● **SUPPLIED RECORDS**:
****

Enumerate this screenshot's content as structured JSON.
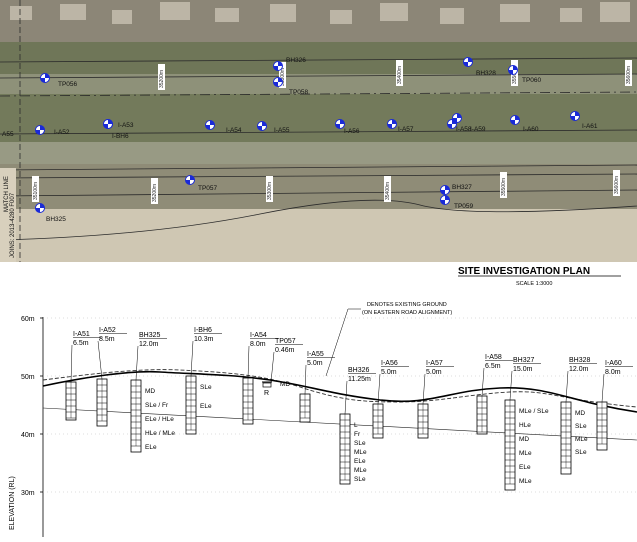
{
  "plan": {
    "probes": [
      {
        "label": "TP056"
      },
      {
        "label": "BH326"
      },
      {
        "label": "TP058"
      },
      {
        "label": "BH328"
      },
      {
        "label": "TP060"
      },
      {
        "label": "I-A52"
      },
      {
        "label": "I-A53"
      },
      {
        "label": "I-BH6"
      },
      {
        "label": "I-A54"
      },
      {
        "label": "I-A55"
      },
      {
        "label": "I-A56"
      },
      {
        "label": "I-A57"
      },
      {
        "label": "I-A58"
      },
      {
        "label": "I-A59"
      },
      {
        "label": "I-A60"
      },
      {
        "label": "I-A61"
      },
      {
        "label": "TP057"
      },
      {
        "label": "BH327"
      },
      {
        "label": "TP059"
      },
      {
        "label": "BH325"
      },
      {
        "label": "A55"
      }
    ],
    "chainages": [
      "35100m",
      "35200m",
      "35300m",
      "35400m",
      "35500m",
      "35600m"
    ],
    "match_line": "MATCH LINE",
    "joins": "JOINS: 2013-4280 F007"
  },
  "section": {
    "title": "SITE INVESTIGATION PLAN",
    "scale": "SCALE 1:3000",
    "ylabel": "ELEVATION (RL)",
    "y_ticks": [
      {
        "label": "60m",
        "rl": 60
      },
      {
        "label": "50m",
        "rl": 50
      },
      {
        "label": "40m",
        "rl": 40
      },
      {
        "label": "30m",
        "rl": 30
      }
    ],
    "annotation": "DENOTES EXISTING GROUND",
    "annotation2": "(ON EASTERN ROAD ALIGNMENT)",
    "boreholes": [
      {
        "name": "I-A51",
        "depth": "6.5m"
      },
      {
        "name": "I-A52",
        "depth": "8.5m"
      },
      {
        "name": "BH325",
        "depth": "12.0m",
        "strata": [
          "MD",
          "SLe / Fr",
          "ELe / HLe",
          "HLe / MLe",
          "ELe"
        ]
      },
      {
        "name": "I-BH6",
        "depth": "10.3m",
        "strata": [
          "SLe",
          "ELe"
        ]
      },
      {
        "name": "I-A54",
        "depth": "8.0m"
      },
      {
        "name": "TP057",
        "depth": "0.46m",
        "strata": [
          "MD"
        ],
        "symbol": "R"
      },
      {
        "name": "I-A55",
        "depth": "5.0m"
      },
      {
        "name": "BH326",
        "depth": "11.25m",
        "strata": [
          "L",
          "Fr",
          "SLe",
          "MLe",
          "ELe",
          "MLe",
          "SLe"
        ]
      },
      {
        "name": "I-A56",
        "depth": "5.0m"
      },
      {
        "name": "I-A57",
        "depth": "5.0m"
      },
      {
        "name": "I-A58",
        "depth": "6.5m"
      },
      {
        "name": "BH327",
        "depth": "15.0m",
        "strata": [
          "MLe / SLe",
          "HLe",
          "MD",
          "MLe",
          "ELe",
          "MLe"
        ]
      },
      {
        "name": "BH328",
        "depth": "12.0m",
        "strata": [
          "MD",
          "SLe",
          "MLe",
          "SLe"
        ]
      },
      {
        "name": "I-A60",
        "depth": "8.0m"
      }
    ]
  }
}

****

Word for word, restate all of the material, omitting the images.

● **RESPONSE TO THE TASK**:
Enumerate this screenshot's content as structured JSON.
{
  "plan": {
    "probes": [
      {
        "label": "TP056"
      },
      {
        "label": "BH326"
      },
      {
        "label": "TP058"
      },
      {
        "label": "BH328"
      },
      {
        "label": "TP060"
      },
      {
        "label": "I-A52"
      },
      {
        "label": "I-A53"
      },
      {
        "label": "I-BH6"
      },
      {
        "label": "I-A54"
      },
      {
        "label": "I-A55"
      },
      {
        "label": "I-A56"
      },
      {
        "label": "I-A57"
      },
      {
        "label": "I-A58"
      },
      {
        "label": "I-A59"
      },
      {
        "label": "I-A60"
      },
      {
        "label": "I-A61"
      },
      {
        "label": "TP057"
      },
      {
        "label": "BH327"
      },
      {
        "label": "TP059"
      },
      {
        "label": "BH325"
      },
      {
        "label": "A55"
      }
    ],
    "chainages": [
      "35100m",
      "35200m",
      "35300m",
      "35400m",
      "35500m",
      "35600m"
    ],
    "match_line": "MATCH LINE",
    "joins": "JOINS: 2013-4280 F007"
  },
  "section": {
    "title": "SITE INVESTIGATION PLAN",
    "scale": "SCALE 1:3000",
    "ylabel": "ELEVATION (RL)",
    "y_ticks": [
      {
        "label": "60m",
        "rl": 60
      },
      {
        "label": "50m",
        "rl": 50
      },
      {
        "label": "40m",
        "rl": 40
      },
      {
        "label": "30m",
        "rl": 30
      }
    ],
    "annotation": "DENOTES EXISTING GROUND",
    "annotation2": "(ON EASTERN ROAD ALIGNMENT)",
    "boreholes": [
      {
        "name": "I-A51",
        "depth": "6.5m"
      },
      {
        "name": "I-A52",
        "depth": "8.5m"
      },
      {
        "name": "BH325",
        "depth": "12.0m",
        "strata": [
          "MD",
          "SLe / Fr",
          "ELe / HLe",
          "HLe / MLe",
          "ELe"
        ]
      },
      {
        "name": "I-BH6",
        "depth": "10.3m",
        "strata": [
          "SLe",
          "ELe"
        ]
      },
      {
        "name": "I-A54",
        "depth": "8.0m"
      },
      {
        "name": "TP057",
        "depth": "0.46m",
        "strata": [
          "MD"
        ],
        "symbol": "R"
      },
      {
        "name": "I-A55",
        "depth": "5.0m"
      },
      {
        "name": "BH326",
        "depth": "11.25m",
        "strata": [
          "L",
          "Fr",
          "SLe",
          "MLe",
          "ELe",
          "MLe",
          "SLe"
        ]
      },
      {
        "name": "I-A56",
        "depth": "5.0m"
      },
      {
        "name": "I-A57",
        "depth": "5.0m"
      },
      {
        "name": "I-A58",
        "depth": "6.5m"
      },
      {
        "name": "BH327",
        "depth": "15.0m",
        "strata": [
          "MLe / SLe",
          "HLe",
          "MD",
          "MLe",
          "ELe",
          "MLe"
        ]
      },
      {
        "name": "BH328",
        "depth": "12.0m",
        "strata": [
          "MD",
          "SLe",
          "MLe",
          "SLe"
        ]
      },
      {
        "name": "I-A60",
        "depth": "8.0m"
      }
    ]
  }
}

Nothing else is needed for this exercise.